"A date I will never forget — We were running along on the surface at full speed, trying to pick up the convoy we ran into yesterday. … We got forced down by a Jap plane for a few hours."
The Japanese convoy was composed of two heavy cruisers, three destroyers and a ship called the Shōkaku, one of the six aircraft carriers that had attacked Pearl Harbor three years earlier.
"While running submerged at periscope depth, we spot a (Japanese) task force of a few cruisers, and one very large aircraft carrier. The aircraft carrier is supposed to be the biggest and newest that the enemy has and it is loaded down with planes. … We are waiting for the exact moment to fire. The captain shouts, 'Goddamn them, fire one, fire two, fire three.'"
The Cavalla continued on toward the convoy after successfully attacking the Shōkaku.
"When we heard our torpedoes hit, (the captain) said over the loudspeaker 'It's now payback time,' " John says. "This all happened so fast. We were getting ready to get rammed by the destroyer, so we dive, dive, dive."
The boat dove to 350 feet, John says, where it sustained 105 depth charges in three hours.
"We thought our number was up, and most of us must have said a silent prayer. I know I did. … During this time we heard other explosions off in the distance and the sound of the carrier breaking up and going down to Davy Jones. We are the first submarine to sink an aircraft carrier in this war."
The crew was awarded the Presidential Unit Citation, and after serving in five other patrols, it was honored at the Japanese surrender ceremony in 1945. The Cavalla was one of the 12 submarines docked in Tokyo Bay on Sept. 2, 1945, and it was right behind the USS Missouri, where the ceremony took place.
John says he couldn't wait to go home. When he returned in February 1946, he resumed dating Rita, and they flew around the dance floor.
"(It made) all the difference in the world. I'm not a ladies man. I don't have much to say. My Rita, I felt so at home with her. … We loved dancing," John says. "Nobody can equal her dancing. They didn't know my steps."

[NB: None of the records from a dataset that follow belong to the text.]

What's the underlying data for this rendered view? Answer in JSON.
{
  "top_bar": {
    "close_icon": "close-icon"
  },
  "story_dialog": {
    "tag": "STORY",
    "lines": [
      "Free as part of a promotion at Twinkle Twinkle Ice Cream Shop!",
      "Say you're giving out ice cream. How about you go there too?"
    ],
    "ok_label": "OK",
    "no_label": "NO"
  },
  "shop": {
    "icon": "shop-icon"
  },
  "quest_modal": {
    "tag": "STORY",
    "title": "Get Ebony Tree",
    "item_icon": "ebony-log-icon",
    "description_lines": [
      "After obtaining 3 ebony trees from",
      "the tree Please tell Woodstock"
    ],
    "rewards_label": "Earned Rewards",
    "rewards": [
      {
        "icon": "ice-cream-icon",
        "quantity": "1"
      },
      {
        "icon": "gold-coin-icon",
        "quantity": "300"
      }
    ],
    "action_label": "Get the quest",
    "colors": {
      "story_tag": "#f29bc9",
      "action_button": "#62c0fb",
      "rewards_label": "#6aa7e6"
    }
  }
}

They married that year, raised a son, and John retired as a New York Police Department detective in 1986. When they moved to Florida four years later, they went dancing every Saturday night, especially at their favorite restaurant, the Alpha Pizza House in Apollo Beach.
It was peace in paradise, full of dancing, food and sunshine, until their dancing stopped again.

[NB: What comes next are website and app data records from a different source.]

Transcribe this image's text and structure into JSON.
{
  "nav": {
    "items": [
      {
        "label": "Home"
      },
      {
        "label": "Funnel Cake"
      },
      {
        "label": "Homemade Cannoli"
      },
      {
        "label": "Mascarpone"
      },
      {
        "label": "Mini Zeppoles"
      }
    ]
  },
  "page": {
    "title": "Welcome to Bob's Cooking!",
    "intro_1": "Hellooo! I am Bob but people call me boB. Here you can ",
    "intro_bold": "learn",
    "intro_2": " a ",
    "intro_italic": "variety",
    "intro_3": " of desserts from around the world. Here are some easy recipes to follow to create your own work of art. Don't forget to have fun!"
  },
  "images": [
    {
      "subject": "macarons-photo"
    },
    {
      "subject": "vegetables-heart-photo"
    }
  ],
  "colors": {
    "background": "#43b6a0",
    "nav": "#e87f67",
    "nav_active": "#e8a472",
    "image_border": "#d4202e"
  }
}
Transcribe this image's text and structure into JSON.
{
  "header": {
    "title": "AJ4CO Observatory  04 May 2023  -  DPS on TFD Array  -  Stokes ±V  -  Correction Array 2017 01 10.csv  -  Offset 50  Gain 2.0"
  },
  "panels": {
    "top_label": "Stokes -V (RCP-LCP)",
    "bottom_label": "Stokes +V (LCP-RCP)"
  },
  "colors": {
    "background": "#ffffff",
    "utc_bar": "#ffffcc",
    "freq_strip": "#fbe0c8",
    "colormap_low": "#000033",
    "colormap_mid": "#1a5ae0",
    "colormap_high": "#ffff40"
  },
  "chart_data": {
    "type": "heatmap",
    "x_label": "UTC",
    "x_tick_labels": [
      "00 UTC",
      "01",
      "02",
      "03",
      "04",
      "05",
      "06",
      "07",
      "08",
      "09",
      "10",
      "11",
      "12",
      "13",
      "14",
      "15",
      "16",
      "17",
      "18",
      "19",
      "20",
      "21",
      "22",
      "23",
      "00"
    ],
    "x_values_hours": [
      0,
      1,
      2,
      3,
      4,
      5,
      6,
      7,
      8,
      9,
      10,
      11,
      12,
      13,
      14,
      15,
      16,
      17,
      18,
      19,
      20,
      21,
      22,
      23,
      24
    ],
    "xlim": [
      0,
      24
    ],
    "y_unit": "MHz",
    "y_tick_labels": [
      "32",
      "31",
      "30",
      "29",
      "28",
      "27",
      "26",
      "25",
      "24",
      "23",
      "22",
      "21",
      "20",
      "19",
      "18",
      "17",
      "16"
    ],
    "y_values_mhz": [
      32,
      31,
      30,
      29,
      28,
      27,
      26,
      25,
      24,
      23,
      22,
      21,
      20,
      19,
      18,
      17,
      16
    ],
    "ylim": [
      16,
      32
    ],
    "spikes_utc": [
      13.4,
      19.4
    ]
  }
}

Ten years ago, Rita noticed her toes had started to become black.
"(The doctor) said 'Rita, your leg is very cold, I think you better see another doctor,' " she says. The other doctor told her "it's got to go."

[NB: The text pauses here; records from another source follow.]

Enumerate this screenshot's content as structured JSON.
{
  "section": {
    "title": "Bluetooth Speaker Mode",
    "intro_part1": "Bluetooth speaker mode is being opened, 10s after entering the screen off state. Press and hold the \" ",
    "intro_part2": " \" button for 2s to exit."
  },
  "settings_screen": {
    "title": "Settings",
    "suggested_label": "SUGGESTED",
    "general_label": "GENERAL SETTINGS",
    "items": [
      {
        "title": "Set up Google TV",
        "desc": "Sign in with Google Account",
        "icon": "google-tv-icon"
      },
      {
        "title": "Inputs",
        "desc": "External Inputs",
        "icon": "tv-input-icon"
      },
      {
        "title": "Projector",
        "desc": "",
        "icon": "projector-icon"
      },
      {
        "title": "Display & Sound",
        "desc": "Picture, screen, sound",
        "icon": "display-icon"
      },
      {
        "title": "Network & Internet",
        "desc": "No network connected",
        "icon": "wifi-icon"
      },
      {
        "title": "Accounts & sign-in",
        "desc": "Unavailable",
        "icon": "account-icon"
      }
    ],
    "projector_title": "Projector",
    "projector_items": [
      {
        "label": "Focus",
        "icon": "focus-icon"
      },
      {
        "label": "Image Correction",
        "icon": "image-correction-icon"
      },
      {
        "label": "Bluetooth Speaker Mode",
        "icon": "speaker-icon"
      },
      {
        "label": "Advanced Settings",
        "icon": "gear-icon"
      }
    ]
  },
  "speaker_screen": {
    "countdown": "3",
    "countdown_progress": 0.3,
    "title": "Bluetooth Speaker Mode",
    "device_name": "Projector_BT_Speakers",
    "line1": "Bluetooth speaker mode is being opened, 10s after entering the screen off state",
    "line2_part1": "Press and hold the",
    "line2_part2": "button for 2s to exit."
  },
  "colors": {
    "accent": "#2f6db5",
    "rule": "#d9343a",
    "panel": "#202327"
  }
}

Her condition is known as peripheral arterial disease, in which circulation prevents blood from reaching the extremities. At first, it affected only her lower left leg. However, an infection spread to the amputated limb, and doctors cut it up to the thigh. Then it was her right leg.
The doctors told John a few months ago that he could no longer care for her by himself.
"I was the type that have gone through a lot," Rita says. "I really didn't think that much about (losing my legs). It had to be. We had a good life. And now he's still taking care of me."
John says he is one of only five men alive from the 191 in the original crew of the Cavalla, but he won't go to the reunions because he refuses to leave Rita.
Today he's concerned about her phantom pain. Though Rita's legs are gone, when the nurse asks what her pain is from 1 to 10, Rita says 20.
"I feel if she's got the pain, give her whatever medication will make her life better. It doesn't make any difference if it makes her comfortable," John says, as they start holding hands again.
Rita says John has never complained about taking care of her. She lets him go dancing because it's important for his physical health.
Alpha Pizza House owner Nick Egarhos says John has visited on Tuesdays, Thursdays and Saturdays religiously for 25 years.
"He enjoys listening to the music," Egarhos says. "He hasn't changed at all."
Marie Johnson, 83, from Ruskin says she has known John for years and she sees him on Tuesday nights.
"He's very good (at dancing). The ladies all ask him; he rarely sits down. I've seen him almost break down into a tap dance."
But he always goes back to Rita.